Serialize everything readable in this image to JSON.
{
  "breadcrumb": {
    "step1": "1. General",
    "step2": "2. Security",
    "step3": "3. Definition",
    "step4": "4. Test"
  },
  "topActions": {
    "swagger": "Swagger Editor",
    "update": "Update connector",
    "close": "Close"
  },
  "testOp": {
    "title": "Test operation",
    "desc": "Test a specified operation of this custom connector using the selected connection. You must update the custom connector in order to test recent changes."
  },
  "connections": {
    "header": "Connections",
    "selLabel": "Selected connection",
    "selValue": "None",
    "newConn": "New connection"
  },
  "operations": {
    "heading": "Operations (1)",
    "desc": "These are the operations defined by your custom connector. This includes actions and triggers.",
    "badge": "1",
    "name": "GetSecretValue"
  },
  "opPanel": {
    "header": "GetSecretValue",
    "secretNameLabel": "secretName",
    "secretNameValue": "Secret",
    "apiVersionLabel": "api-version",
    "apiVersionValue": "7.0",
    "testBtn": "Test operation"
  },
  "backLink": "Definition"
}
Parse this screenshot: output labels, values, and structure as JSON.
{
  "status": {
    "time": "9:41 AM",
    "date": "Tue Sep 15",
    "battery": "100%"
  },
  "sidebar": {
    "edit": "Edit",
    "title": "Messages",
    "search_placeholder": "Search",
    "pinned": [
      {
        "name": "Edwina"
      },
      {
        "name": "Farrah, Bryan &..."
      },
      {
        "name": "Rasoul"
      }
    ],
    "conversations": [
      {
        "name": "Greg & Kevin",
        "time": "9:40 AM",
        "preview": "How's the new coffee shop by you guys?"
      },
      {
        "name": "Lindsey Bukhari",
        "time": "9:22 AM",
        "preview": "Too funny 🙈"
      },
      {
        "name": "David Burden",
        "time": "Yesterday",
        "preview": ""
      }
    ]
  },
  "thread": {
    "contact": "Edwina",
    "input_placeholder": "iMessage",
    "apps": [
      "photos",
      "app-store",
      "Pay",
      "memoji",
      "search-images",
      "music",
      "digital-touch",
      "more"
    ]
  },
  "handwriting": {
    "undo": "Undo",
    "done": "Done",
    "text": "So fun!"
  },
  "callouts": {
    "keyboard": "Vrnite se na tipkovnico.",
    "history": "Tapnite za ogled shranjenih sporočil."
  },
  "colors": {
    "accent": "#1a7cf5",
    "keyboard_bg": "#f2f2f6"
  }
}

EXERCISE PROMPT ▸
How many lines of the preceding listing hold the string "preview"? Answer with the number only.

SOLUTION FOR THIS PROBLEM ▸
3